As the daily news cycle continues to unmask longstanding racial tensions within our country (and even the church), more and more Christians are looking for answers. How do we think through racial issues biblically? How do we have conversations about race honestly? And how do we apply godly wisdom practically? Among conservative reformed circles, The […]
Today marks the 60th anniversary of Brown v. Board of Education (1954), the U.S. Supreme Court decision which struck down state-sanctioned segregation in U.S. public schools and marked a significant turning point in the Civil Rights movement. In many ways, the 60th anniversary of Brown highlights a curious contradiction in American society. It reveals both […]
Forty-five years after his death, Martin Luther King, Jr. still serves as an important and often overlooked theological resource for the Church today. As one of the towering figures of the civil rights movement, most people know King as activist, ethicist and orator. However, far too few know King in the way he thought of […]

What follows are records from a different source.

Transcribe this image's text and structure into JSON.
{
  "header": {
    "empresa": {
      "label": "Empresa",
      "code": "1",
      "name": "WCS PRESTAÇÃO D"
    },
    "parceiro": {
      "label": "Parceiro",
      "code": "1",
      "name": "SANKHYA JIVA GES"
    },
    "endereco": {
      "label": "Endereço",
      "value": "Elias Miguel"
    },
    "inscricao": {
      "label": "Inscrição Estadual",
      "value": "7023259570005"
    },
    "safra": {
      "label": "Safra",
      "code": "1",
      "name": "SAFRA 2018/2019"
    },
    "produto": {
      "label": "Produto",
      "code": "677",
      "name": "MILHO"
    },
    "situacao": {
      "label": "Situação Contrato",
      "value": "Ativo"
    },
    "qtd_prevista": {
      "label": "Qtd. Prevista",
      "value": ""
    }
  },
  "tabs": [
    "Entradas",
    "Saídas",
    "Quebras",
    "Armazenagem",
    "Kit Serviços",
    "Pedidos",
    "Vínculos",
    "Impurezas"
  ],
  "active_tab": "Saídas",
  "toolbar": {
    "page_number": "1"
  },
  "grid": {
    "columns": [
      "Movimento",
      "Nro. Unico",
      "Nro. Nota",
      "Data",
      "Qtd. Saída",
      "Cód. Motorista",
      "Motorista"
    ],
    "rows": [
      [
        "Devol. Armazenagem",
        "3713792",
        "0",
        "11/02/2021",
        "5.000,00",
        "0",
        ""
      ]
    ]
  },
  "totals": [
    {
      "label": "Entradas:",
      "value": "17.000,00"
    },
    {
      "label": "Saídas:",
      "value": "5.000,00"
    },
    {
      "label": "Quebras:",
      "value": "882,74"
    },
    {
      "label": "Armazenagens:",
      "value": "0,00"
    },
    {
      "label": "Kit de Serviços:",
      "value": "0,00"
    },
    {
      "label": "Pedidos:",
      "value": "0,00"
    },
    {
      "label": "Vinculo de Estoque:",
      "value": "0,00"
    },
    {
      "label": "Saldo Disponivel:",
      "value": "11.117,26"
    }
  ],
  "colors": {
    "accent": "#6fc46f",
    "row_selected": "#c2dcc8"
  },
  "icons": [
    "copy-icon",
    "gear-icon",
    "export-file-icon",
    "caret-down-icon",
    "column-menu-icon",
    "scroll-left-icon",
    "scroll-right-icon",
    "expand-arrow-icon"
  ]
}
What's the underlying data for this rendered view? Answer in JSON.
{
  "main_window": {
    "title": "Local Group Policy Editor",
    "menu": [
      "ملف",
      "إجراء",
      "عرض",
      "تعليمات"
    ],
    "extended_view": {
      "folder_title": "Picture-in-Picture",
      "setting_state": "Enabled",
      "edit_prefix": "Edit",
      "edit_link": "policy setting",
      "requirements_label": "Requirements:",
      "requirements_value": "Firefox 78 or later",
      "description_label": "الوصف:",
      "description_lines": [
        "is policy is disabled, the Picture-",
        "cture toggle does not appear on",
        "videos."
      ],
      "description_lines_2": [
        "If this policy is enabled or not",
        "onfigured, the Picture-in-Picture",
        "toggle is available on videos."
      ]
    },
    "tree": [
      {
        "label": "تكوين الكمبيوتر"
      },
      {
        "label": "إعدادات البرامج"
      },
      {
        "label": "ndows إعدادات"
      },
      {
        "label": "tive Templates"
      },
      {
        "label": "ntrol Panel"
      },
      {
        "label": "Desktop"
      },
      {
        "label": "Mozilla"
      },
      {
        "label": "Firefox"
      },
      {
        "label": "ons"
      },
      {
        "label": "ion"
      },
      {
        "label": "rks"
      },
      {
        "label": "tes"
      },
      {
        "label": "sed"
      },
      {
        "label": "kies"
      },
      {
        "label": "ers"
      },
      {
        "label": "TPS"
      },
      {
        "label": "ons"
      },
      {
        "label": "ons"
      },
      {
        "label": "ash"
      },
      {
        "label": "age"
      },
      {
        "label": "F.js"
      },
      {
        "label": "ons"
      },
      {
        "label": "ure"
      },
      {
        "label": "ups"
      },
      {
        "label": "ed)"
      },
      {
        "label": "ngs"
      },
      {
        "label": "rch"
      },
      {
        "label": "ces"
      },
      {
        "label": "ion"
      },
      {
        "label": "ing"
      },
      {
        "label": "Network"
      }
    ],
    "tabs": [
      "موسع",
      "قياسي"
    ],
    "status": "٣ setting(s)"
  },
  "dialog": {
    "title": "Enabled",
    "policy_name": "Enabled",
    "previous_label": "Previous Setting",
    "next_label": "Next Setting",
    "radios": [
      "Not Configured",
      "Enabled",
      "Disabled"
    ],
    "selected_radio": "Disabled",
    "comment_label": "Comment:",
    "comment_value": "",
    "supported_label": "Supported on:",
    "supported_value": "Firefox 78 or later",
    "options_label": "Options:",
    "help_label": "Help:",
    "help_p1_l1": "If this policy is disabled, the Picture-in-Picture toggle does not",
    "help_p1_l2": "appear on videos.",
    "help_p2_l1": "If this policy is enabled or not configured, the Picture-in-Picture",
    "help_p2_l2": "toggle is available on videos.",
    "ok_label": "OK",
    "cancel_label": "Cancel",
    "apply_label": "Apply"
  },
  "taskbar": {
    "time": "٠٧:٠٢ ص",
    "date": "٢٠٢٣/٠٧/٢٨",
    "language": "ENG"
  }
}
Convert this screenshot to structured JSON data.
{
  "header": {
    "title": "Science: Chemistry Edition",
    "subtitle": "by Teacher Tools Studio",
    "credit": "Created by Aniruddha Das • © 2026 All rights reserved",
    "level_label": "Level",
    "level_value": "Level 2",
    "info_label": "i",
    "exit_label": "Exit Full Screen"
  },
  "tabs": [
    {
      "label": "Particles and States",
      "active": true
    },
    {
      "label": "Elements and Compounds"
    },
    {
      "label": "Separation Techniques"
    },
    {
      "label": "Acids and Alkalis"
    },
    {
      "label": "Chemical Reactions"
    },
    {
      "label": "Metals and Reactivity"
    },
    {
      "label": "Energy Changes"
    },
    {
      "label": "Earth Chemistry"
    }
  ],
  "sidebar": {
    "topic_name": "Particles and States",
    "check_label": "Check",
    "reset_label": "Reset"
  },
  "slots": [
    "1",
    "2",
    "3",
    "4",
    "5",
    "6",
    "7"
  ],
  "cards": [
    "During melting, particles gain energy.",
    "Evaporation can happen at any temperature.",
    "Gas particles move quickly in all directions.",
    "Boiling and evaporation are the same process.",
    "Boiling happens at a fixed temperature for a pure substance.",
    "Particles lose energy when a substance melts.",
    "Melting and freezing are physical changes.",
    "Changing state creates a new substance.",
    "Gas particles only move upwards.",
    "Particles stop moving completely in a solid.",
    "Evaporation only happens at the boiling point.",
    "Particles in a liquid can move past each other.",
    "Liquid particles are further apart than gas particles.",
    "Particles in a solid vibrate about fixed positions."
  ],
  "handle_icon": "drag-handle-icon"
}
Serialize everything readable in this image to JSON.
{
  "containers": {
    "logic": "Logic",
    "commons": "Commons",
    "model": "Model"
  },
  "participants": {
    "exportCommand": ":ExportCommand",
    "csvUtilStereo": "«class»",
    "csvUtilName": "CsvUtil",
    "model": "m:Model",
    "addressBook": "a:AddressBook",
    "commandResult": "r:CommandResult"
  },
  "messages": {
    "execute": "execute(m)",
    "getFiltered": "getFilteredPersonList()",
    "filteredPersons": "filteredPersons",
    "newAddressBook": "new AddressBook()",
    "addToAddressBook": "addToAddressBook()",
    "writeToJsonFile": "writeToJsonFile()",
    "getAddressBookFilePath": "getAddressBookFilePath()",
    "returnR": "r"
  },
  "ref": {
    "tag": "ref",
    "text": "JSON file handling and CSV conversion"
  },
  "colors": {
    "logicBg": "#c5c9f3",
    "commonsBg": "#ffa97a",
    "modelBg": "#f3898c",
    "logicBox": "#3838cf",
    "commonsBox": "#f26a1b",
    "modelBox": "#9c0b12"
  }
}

In Walking with God through Pain and Suffering, Tim Keller recently described Western Christianity’s inability to make meaning out of suffering. However, the African American church tradition represents a notable exception to the general inability of American Christianity to suffer well. Redemptive suffering is a widespread and deeply cherished belief within the Black church tradition, […]